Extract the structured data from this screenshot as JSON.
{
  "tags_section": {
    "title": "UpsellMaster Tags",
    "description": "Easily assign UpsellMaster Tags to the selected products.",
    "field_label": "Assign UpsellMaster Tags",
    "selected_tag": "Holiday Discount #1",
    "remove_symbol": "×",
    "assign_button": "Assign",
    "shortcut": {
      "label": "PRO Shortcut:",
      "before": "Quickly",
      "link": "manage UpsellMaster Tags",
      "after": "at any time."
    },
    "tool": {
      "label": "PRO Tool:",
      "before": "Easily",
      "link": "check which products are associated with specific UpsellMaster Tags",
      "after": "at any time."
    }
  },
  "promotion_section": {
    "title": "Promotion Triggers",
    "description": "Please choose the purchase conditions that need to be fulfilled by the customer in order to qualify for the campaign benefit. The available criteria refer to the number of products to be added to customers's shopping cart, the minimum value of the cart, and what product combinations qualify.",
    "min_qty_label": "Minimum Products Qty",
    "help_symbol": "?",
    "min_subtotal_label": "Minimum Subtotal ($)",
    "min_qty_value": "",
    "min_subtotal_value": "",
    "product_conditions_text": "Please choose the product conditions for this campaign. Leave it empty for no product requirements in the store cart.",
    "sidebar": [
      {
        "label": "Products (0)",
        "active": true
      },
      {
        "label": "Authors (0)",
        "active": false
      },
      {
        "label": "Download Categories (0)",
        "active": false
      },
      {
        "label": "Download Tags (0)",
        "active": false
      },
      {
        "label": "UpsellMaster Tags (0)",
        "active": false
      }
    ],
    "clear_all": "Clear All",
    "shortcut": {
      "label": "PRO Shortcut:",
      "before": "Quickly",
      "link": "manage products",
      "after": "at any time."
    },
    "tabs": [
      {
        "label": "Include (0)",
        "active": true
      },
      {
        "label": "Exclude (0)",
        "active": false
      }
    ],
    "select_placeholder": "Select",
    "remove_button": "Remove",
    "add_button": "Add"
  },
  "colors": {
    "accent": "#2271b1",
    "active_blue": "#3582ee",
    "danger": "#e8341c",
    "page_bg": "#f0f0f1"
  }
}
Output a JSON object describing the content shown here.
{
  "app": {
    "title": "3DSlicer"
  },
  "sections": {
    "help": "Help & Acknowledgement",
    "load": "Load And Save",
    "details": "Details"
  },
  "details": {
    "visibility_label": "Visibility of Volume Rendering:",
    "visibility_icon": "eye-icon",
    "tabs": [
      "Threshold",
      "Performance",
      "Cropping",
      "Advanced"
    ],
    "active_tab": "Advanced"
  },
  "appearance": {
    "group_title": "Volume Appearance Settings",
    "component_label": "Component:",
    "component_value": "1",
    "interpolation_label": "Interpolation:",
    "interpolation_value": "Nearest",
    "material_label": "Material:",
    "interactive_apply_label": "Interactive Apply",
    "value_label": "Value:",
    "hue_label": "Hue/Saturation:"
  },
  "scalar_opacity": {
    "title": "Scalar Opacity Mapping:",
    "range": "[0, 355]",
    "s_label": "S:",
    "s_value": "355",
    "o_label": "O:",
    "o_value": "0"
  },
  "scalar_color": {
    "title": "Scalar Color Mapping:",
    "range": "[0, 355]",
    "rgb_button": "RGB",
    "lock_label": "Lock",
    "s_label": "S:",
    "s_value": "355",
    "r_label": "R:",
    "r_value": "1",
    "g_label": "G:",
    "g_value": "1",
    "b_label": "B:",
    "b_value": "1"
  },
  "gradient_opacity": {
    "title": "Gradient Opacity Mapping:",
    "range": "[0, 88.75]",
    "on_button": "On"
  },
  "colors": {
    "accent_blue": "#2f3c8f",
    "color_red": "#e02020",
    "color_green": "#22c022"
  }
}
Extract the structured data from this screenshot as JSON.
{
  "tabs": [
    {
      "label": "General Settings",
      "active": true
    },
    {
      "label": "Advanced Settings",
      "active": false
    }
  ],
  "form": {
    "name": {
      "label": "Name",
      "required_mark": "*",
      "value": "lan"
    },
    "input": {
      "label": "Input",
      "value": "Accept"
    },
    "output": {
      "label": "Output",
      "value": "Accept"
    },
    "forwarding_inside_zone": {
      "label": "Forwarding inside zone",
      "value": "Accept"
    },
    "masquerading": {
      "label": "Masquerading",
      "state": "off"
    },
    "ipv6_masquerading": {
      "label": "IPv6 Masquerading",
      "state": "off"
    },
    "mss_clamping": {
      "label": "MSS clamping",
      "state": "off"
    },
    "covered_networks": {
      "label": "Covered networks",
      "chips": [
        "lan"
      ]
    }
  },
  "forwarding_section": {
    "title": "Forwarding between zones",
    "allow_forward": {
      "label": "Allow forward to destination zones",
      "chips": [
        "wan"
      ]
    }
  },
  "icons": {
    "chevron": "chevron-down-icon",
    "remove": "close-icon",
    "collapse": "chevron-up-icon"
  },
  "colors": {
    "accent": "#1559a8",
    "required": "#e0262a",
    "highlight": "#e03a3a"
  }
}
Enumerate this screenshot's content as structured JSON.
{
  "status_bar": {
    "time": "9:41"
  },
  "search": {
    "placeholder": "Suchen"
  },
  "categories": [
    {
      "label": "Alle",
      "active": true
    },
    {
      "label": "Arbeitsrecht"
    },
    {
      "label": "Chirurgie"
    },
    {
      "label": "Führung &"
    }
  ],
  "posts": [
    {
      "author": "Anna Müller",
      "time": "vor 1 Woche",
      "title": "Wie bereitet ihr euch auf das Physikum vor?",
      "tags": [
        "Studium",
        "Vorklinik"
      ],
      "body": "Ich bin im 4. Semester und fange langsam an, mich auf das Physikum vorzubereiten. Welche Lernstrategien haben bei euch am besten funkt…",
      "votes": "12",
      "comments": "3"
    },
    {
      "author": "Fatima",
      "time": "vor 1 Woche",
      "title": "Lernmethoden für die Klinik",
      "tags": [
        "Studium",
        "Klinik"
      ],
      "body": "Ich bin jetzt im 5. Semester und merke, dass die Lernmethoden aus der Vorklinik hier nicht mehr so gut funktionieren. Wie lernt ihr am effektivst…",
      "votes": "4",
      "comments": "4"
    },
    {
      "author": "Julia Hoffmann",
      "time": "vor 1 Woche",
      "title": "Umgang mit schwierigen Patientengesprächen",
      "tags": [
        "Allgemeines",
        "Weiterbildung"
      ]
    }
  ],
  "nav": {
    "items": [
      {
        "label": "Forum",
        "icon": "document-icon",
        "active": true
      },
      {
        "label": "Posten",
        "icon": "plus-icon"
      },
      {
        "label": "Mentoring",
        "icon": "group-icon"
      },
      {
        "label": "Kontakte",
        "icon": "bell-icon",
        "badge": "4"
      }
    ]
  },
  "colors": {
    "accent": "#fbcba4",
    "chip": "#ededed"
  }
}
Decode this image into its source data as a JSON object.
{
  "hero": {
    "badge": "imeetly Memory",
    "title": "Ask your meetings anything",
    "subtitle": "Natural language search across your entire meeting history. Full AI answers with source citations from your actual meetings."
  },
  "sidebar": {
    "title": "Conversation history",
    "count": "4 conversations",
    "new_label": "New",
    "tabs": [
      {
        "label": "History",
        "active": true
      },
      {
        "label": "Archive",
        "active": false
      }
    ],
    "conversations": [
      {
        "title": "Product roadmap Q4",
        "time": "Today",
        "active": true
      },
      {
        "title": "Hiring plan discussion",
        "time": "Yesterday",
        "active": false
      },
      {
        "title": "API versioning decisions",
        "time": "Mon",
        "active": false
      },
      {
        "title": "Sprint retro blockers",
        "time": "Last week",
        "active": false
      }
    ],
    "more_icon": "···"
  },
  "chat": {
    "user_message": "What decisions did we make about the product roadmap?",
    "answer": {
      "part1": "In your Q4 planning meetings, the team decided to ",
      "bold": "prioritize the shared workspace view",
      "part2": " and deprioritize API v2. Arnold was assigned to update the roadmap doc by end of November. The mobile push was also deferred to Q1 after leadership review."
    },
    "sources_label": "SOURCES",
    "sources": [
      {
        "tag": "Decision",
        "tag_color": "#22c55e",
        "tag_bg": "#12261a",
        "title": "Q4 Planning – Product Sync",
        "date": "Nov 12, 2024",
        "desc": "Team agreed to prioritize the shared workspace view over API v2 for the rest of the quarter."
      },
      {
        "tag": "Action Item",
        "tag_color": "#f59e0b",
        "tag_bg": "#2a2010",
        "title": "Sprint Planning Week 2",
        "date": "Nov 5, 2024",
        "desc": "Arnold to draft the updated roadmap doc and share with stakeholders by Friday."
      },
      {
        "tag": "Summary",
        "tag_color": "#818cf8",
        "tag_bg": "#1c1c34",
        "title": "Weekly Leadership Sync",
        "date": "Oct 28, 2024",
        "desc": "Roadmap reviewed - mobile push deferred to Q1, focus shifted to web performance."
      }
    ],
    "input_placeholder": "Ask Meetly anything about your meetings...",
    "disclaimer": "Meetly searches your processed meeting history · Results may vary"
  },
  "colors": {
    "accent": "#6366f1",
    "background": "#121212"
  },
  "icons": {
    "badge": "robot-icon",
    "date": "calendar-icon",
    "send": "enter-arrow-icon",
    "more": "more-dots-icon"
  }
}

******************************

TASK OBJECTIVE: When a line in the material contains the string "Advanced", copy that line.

RESULT OF THE EXERCISE:
      "Advanced"
    "active_tab": "Advanced"
      "label": "Advanced Settings",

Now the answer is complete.